Beattie wore a redshirt during track and field in the spring because of two stress fractures in her right foot. When that season rolls around in 2013, she expects to use her combination of speed and endurance in the 5K, and even move up to the 10K. Her mileage totals of 80-85 a week will continue to come in handy when the gun goes off on her collegiate track career.
She is fully healed from the setback with her foot. But coping with the injury, as well as the recovery process, made the first-year adjustment for Beattie more challenging.
"It was my first injury, and watching other people race when I knew I wanted to be racing with them, and people I had beaten last year or times I knew I could run, it was tough to watch," Beattie said. "At the same point, it helped me grow. I learned more about myself during those three months where I couldn't run and the months after that I couldn't race than I would have if I was racing."
Beattie graduated first in her high school class of 278. She is majoring in health and human physiology, and intends to pursue a career in pharmacy. There are three reasons she came to the UI:
1) "I liked how the University of Iowa has the hospital right on campus," Beattie said. "There are so many different resources."
2) "I came here for coach Anderson as well," she said. "I felt like he would be a good coach for me and not just develop me as a runner, but as a person as well. He doesn't just judge his athletes by the times they put out -- they are important as people as well."
3) "I like how it is close to home," Beattie said. "I'm fairly close with my family, and the fact that I'm only four hours away, and since our races are mostly in the Midwest, my family gets to come watch me race and compete."
The soft-spoken Beattie is anything but on a cross country course. Her quiet demeanor changes once the gun sounds.
"If we're going to race a 6K, I want to race all 6,000 meters, I don't want to show up and jog the first half and then turn it into a mile race at the end," Beattie said. "I guess you could say I'm a tough racer. I want to go hard from the gun and see who can hang on."
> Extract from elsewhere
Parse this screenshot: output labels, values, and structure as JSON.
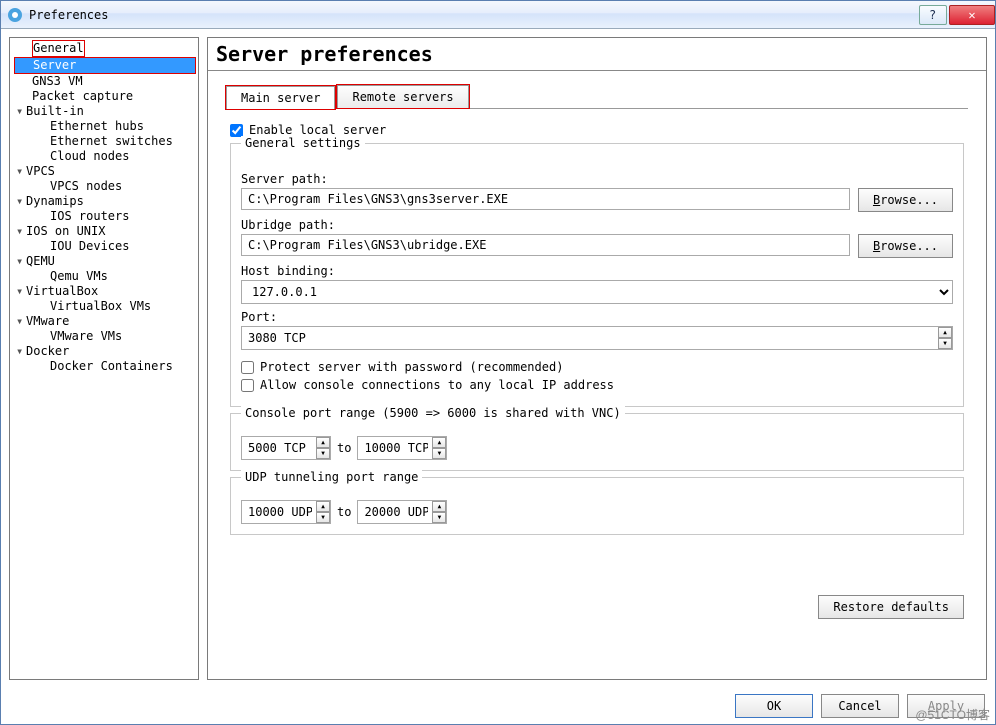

Beattie is scheduled to compete in the Toledo (Ohio) Bubble Buster event Friday, Sept. 21. She will have her bag packed -- and it will be filled with running shoes.